To do:
Write out the records in full and without alteration, setting aside their pictures.

[Stored items from a collection]
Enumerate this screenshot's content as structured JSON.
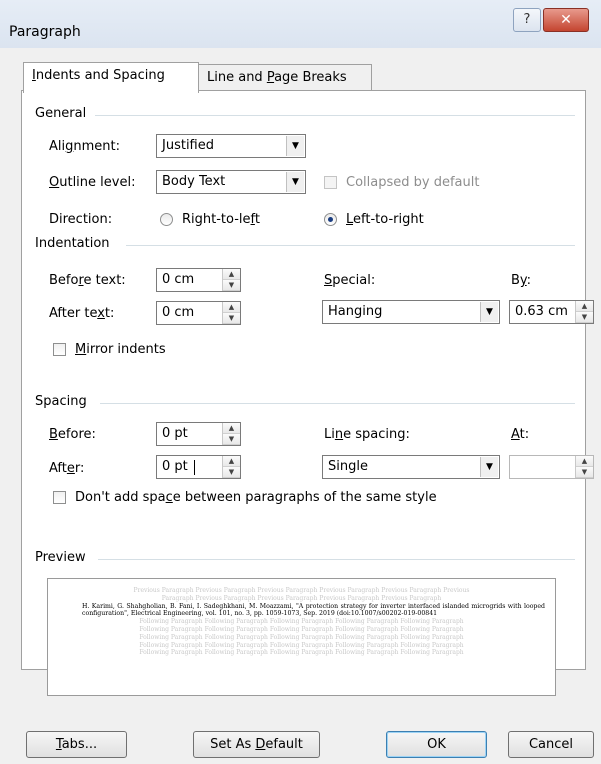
{
  "window": {
    "title": "Paragraph",
    "help_glyph": "?",
    "close_glyph": "✕"
  },
  "tabs": [
    {
      "label_pre": "",
      "label_u": "I",
      "label_post": "ndents and Spacing"
    },
    {
      "label_pre": "Line and ",
      "label_u": "P",
      "label_post": "age Breaks"
    }
  ],
  "general": {
    "heading": "General",
    "alignment": {
      "label_pre": "Ali",
      "label_u": "g",
      "label_post": "nment:",
      "value": "Justified"
    },
    "outline": {
      "label_pre": "",
      "label_u": "O",
      "label_post": "utline level:",
      "value": "Body Text"
    },
    "collapsed": {
      "label": "Collapsed by default",
      "checked": false,
      "enabled": false
    },
    "direction": {
      "label": "Direction:",
      "rtl": {
        "label_pre": "Right-to-le",
        "label_u": "f",
        "label_post": "t",
        "selected": false
      },
      "ltr": {
        "label_pre": "",
        "label_u": "L",
        "label_post": "eft-to-right",
        "selected": true
      }
    }
  },
  "indentation": {
    "heading": "Indentation",
    "before": {
      "label_pre": "Befo",
      "label_u": "r",
      "label_post": "e text:",
      "value": "0 cm"
    },
    "after": {
      "label_pre": "After te",
      "label_u": "x",
      "label_post": "t:",
      "value": "0 cm"
    },
    "special": {
      "label_pre": "",
      "label_u": "S",
      "label_post": "pecial:",
      "value": "Hanging"
    },
    "by": {
      "label_pre": "B",
      "label_u": "y",
      "label_post": ":",
      "value": "0.63 cm"
    },
    "mirror": {
      "label_pre": "",
      "label_u": "M",
      "label_post": "irror indents",
      "checked": false
    }
  },
  "spacing": {
    "heading": "Spacing",
    "before": {
      "label_pre": "",
      "label_u": "B",
      "label_post": "efore:",
      "value": "0 pt"
    },
    "after": {
      "label_pre": "Aft",
      "label_u": "e",
      "label_post": "r:",
      "value": "0 pt"
    },
    "line_spacing": {
      "label_pre": "Li",
      "label_u": "n",
      "label_post": "e spacing:",
      "value": "Single"
    },
    "at": {
      "label_pre": "",
      "label_u": "A",
      "label_post": "t:",
      "value": ""
    },
    "dont_add": {
      "label_pre": "Don't add spa",
      "label_u": "c",
      "label_post": "e between paragraphs of the same style",
      "checked": false
    }
  },
  "preview": {
    "heading": "Preview",
    "prev_lines": [
      "Previous Paragraph Previous Paragraph Previous Paragraph Previous Paragraph Previous Paragraph Previous",
      "Paragraph Previous Paragraph Previous Paragraph Previous Paragraph Previous Paragraph"
    ],
    "main_text": "H. Karimi, G. Shahgholian, B. Fani, I. Sadeghkhani, M. Moazzami, \"A protection strategy for inverter interfaced islanded microgrids with looped configuration\", Electrical Engineering, vol. 101, no. 3, pp. 1059-1073, Sep. 2019 (doi:10.1007/s00202-019-00841",
    "follow_lines": [
      "Following Paragraph Following Paragraph Following Paragraph Following Paragraph Following Paragraph",
      "Following Paragraph Following Paragraph Following Paragraph Following Paragraph Following Paragraph",
      "Following Paragraph Following Paragraph Following Paragraph Following Paragraph Following Paragraph",
      "Following Paragraph Following Paragraph Following Paragraph Following Paragraph Following Paragraph",
      "Following Paragraph Following Paragraph Following Paragraph Following Paragraph Following Paragraph"
    ]
  },
  "buttons": {
    "tabs": {
      "label_pre": "",
      "label_u": "T",
      "label_post": "abs..."
    },
    "set_default": {
      "label_pre": "Set As ",
      "label_u": "D",
      "label_post": "efault"
    },
    "ok": {
      "label": "OK"
    },
    "cancel": {
      "label": "Cancel"
    }
  },
  "icons": {
    "dropdown": "chevron-down-icon",
    "spin_up": "spin-up-icon",
    "spin_down": "spin-down-icon",
    "radio_selected": "radio-dot-icon"
  }
}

Response:
Enumerate this screenshot's content as structured JSON.
{
  "window": {
    "title": "Paragraph",
    "help_glyph": "?",
    "close_glyph": "✕"
  },
  "tabs": [
    {
      "label_pre": "",
      "label_u": "I",
      "label_post": "ndents and Spacing"
    },
    {
      "label_pre": "Line and ",
      "label_u": "P",
      "label_post": "age Breaks"
    }
  ],
  "general": {
    "heading": "General",
    "alignment": {
      "label_pre": "Ali",
      "label_u": "g",
      "label_post": "nment:",
      "value": "Justified"
    },
    "outline": {
      "label_pre": "",
      "label_u": "O",
      "label_post": "utline level:",
      "value": "Body Text"
    },
    "collapsed": {
      "label": "Collapsed by default",
      "checked": false,
      "enabled": false
    },
    "direction": {
      "label": "Direction:",
      "rtl": {
        "label_pre": "Right-to-le",
        "label_u": "f",
        "label_post": "t",
        "selected": false
      },
      "ltr": {
        "label_pre": "",
        "label_u": "L",
        "label_post": "eft-to-right",
        "selected": true
      }
    }
  },
  "indentation": {
    "heading": "Indentation",
    "before": {
      "label_pre": "Befo",
      "label_u": "r",
      "label_post": "e text:",
      "value": "0 cm"
    },
    "after": {
      "label_pre": "After te",
      "label_u": "x",
      "label_post": "t:",
      "value": "0 cm"
    },
    "special": {
      "label_pre": "",
      "label_u": "S",
      "label_post": "pecial:",
      "value": "Hanging"
    },
    "by": {
      "label_pre": "B",
      "label_u": "y",
      "label_post": ":",
      "value": "0.63 cm"
    },
    "mirror": {
      "label_pre": "",
      "label_u": "M",
      "label_post": "irror indents",
      "checked": false
    }
  },
  "spacing": {
    "heading": "Spacing",
    "before": {
      "label_pre": "",
      "label_u": "B",
      "label_post": "efore:",
      "value": "0 pt"
    },
    "after": {
      "label_pre": "Aft",
      "label_u": "e",
      "label_post": "r:",
      "value": "0 pt"
    },
    "line_spacing": {
      "label_pre": "Li",
      "label_u": "n",
      "label_post": "e spacing:",
      "value": "Single"
    },
    "at": {
      "label_pre": "",
      "label_u": "A",
      "label_post": "t:",
      "value": ""
    },
    "dont_add": {
      "label_pre": "Don't add spa",
      "label_u": "c",
      "label_post": "e between paragraphs of the same style",
      "checked": false
    }
  },
  "preview": {
    "heading": "Preview",
    "prev_lines": [
      "Previous Paragraph Previous Paragraph Previous Paragraph Previous Paragraph Previous Paragraph Previous",
      "Paragraph Previous Paragraph Previous Paragraph Previous Paragraph Previous Paragraph"
    ],
    "main_text": "H. Karimi, G. Shahgholian, B. Fani, I. Sadeghkhani, M. Moazzami, \"A protection strategy for inverter interfaced islanded microgrids with looped configuration\", Electrical Engineering, vol. 101, no. 3, pp. 1059-1073, Sep. 2019 (doi:10.1007/s00202-019-00841",
    "follow_lines": [
      "Following Paragraph Following Paragraph Following Paragraph Following Paragraph Following Paragraph",
      "Following Paragraph Following Paragraph Following Paragraph Following Paragraph Following Paragraph",
      "Following Paragraph Following Paragraph Following Paragraph Following Paragraph Following Paragraph",
      "Following Paragraph Following Paragraph Following Paragraph Following Paragraph Following Paragraph",
      "Following Paragraph Following Paragraph Following Paragraph Following Paragraph Following Paragraph"
    ]
  },
  "buttons": {
    "tabs": {
      "label_pre": "",
      "label_u": "T",
      "label_post": "abs..."
    },
    "set_default": {
      "label_pre": "Set As ",
      "label_u": "D",
      "label_post": "efault"
    },
    "ok": {
      "label": "OK"
    },
    "cancel": {
      "label": "Cancel"
    }
  },
  "icons": {
    "dropdown": "chevron-down-icon",
    "spin_up": "spin-up-icon",
    "spin_down": "spin-down-icon",
    "radio_selected": "radio-dot-icon"
  }
}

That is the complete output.